**Aim of the exercise**. The whole listing needs to be returned exactly as it appears.

********

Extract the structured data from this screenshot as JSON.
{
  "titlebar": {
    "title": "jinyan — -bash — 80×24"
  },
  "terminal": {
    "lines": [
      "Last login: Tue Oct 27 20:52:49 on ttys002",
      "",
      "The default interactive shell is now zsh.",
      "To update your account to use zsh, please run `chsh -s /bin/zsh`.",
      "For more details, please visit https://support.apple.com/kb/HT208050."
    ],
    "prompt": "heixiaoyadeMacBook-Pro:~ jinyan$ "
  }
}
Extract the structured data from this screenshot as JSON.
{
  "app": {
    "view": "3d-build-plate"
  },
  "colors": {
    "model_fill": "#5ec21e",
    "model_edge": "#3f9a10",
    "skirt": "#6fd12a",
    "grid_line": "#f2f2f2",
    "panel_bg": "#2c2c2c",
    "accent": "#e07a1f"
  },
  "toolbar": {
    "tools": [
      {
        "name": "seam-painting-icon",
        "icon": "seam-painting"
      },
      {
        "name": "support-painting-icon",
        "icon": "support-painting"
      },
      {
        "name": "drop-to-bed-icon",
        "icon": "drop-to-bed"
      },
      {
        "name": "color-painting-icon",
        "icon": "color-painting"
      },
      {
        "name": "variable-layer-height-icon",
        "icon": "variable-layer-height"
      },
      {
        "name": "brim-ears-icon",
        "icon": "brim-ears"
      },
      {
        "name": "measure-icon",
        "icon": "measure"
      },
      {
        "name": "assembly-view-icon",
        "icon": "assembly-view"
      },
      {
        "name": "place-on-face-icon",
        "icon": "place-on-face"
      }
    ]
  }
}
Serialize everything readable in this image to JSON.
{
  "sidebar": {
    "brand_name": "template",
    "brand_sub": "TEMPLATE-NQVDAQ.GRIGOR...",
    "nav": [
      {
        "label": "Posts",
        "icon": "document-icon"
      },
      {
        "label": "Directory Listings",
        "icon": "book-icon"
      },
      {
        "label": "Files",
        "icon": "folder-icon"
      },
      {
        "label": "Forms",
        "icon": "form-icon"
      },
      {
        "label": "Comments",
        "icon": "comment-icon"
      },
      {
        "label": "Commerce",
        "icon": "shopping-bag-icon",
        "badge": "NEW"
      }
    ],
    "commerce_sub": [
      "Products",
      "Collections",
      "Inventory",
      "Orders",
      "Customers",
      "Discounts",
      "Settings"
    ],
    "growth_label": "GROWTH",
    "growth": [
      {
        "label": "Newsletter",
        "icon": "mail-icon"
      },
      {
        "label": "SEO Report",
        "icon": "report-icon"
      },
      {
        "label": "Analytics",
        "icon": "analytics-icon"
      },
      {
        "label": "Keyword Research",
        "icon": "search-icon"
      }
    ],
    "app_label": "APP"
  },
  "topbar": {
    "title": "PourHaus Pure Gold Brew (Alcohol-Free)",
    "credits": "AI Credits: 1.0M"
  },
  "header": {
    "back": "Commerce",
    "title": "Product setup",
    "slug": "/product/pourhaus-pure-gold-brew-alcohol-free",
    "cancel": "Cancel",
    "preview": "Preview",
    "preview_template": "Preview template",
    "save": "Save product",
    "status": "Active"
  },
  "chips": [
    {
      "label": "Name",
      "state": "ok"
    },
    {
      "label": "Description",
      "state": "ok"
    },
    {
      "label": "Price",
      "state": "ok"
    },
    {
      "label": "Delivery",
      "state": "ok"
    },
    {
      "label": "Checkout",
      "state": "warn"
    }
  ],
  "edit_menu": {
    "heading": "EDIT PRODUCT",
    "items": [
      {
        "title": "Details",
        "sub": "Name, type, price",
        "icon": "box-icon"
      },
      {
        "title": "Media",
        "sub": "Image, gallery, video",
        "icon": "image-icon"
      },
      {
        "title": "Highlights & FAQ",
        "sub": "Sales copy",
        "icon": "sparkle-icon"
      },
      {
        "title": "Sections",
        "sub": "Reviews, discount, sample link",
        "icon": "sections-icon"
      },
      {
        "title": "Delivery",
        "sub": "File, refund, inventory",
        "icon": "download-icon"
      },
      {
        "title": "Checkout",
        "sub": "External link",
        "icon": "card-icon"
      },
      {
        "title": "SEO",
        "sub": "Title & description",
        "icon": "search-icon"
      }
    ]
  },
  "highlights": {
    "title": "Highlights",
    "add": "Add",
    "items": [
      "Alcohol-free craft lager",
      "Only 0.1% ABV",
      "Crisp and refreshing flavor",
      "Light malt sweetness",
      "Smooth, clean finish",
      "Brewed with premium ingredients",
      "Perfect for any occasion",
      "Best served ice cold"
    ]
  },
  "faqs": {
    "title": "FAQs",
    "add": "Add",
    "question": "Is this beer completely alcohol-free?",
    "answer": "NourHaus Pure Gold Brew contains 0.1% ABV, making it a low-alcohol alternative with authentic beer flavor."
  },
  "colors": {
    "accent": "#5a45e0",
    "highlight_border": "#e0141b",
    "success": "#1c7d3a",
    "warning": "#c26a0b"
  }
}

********

**Exercise solution**.
Extract the structured data from this screenshot as JSON.
{
  "titlebar": {
    "title": "jinyan — -bash — 80×24"
  },
  "terminal": {
    "lines": [
      "Last login: Tue Oct 27 20:52:49 on ttys002",
      "",
      "The default interactive shell is now zsh.",
      "To update your account to use zsh, please run `chsh -s /bin/zsh`.",
      "For more details, please visit https://support.apple.com/kb/HT208050."
    ],
    "prompt": "heixiaoyadeMacBook-Pro:~ jinyan$ "
  }
}
Extract the structured data from this screenshot as JSON.
{
  "app": {
    "view": "3d-build-plate"
  },
  "colors": {
    "model_fill": "#5ec21e",
    "model_edge": "#3f9a10",
    "skirt": "#6fd12a",
    "grid_line": "#f2f2f2",
    "panel_bg": "#2c2c2c",
    "accent": "#e07a1f"
  },
  "toolbar": {
    "tools": [
      {
        "name": "seam-painting-icon",
        "icon": "seam-painting"
      },
      {
        "name": "support-painting-icon",
        "icon": "support-painting"
      },
      {
        "name": "drop-to-bed-icon",
        "icon": "drop-to-bed"
      },
      {
        "name": "color-painting-icon",
        "icon": "color-painting"
      },
      {
        "name": "variable-layer-height-icon",
        "icon": "variable-layer-height"
      },
      {
        "name": "brim-ears-icon",
        "icon": "brim-ears"
      },
      {
        "name": "measure-icon",
        "icon": "measure"
      },
      {
        "name": "assembly-view-icon",
        "icon": "assembly-view"
      },
      {
        "name": "place-on-face-icon",
        "icon": "place-on-face"
      }
    ]
  }
}
Serialize everything readable in this image to JSON.
{
  "sidebar": {
    "brand_name": "template",
    "brand_sub": "TEMPLATE-NQVDAQ.GRIGOR...",
    "nav": [
      {
        "label": "Posts",
        "icon": "document-icon"
      },
      {
        "label": "Directory Listings",
        "icon": "book-icon"
      },
      {
        "label": "Files",
        "icon": "folder-icon"
      },
      {
        "label": "Forms",
        "icon": "form-icon"
      },
      {
        "label": "Comments",
        "icon": "comment-icon"
      },
      {
        "label": "Commerce",
        "icon": "shopping-bag-icon",
        "badge": "NEW"
      }
    ],
    "commerce_sub": [
      "Products",
      "Collections",
      "Inventory",
      "Orders",
      "Customers",
      "Discounts",
      "Settings"
    ],
    "growth_label": "GROWTH",
    "growth": [
      {
        "label": "Newsletter",
        "icon": "mail-icon"
      },
      {
        "label": "SEO Report",
        "icon": "report-icon"
      },
      {
        "label": "Analytics",
        "icon": "analytics-icon"
      },
      {
        "label": "Keyword Research",
        "icon": "search-icon"
      }
    ],
    "app_label": "APP"
  },
  "topbar": {
    "title": "PourHaus Pure Gold Brew (Alcohol-Free)",
    "credits": "AI Credits: 1.0M"
  },
  "header": {
    "back": "Commerce",
    "title": "Product setup",
    "slug": "/product/pourhaus-pure-gold-brew-alcohol-free",
    "cancel": "Cancel",
    "preview": "Preview",
    "preview_template": "Preview template",
    "save": "Save product",
    "status": "Active"
  },
  "chips": [
    {
      "label": "Name",
      "state": "ok"
    },
    {
      "label": "Description",
      "state": "ok"
    },
    {
      "label": "Price",
      "state": "ok"
    },
    {
      "label": "Delivery",
      "state": "ok"
    },
    {
      "label": "Checkout",
      "state": "warn"
    }
  ],
  "edit_menu": {
    "heading": "EDIT PRODUCT",
    "items": [
      {
        "title": "Details",
        "sub": "Name, type, price",
        "icon": "box-icon"
      },
      {
        "title": "Media",
        "sub": "Image, gallery, video",
        "icon": "image-icon"
      },
      {
        "title": "Highlights & FAQ",
        "sub": "Sales copy",
        "icon": "sparkle-icon"
      },
      {
        "title": "Sections",
        "sub": "Reviews, discount, sample link",
        "icon": "sections-icon"
      },
      {
        "title": "Delivery",
        "sub": "File, refund, inventory",
        "icon": "download-icon"
      },
      {
        "title": "Checkout",
        "sub": "External link",
        "icon": "card-icon"
      },
      {
        "title": "SEO",
        "sub": "Title & description",
        "icon": "search-icon"
      }
    ]
  },
  "highlights": {
    "title": "Highlights",
    "add": "Add",
    "items": [
      "Alcohol-free craft lager",
      "Only 0.1% ABV",
      "Crisp and refreshing flavor",
      "Light malt sweetness",
      "Smooth, clean finish",
      "Brewed with premium ingredients",
      "Perfect for any occasion",
      "Best served ice cold"
    ]
  },
  "faqs": {
    "title": "FAQs",
    "add": "Add",
    "question": "Is this beer completely alcohol-free?",
    "answer": "NourHaus Pure Gold Brew contains 0.1% ABV, making it a low-alcohol alternative with authentic beer flavor."
  },
  "colors": {
    "accent": "#5a45e0",
    "highlight_border": "#e0141b",
    "success": "#1c7d3a",
    "warning": "#c26a0b"
  }
}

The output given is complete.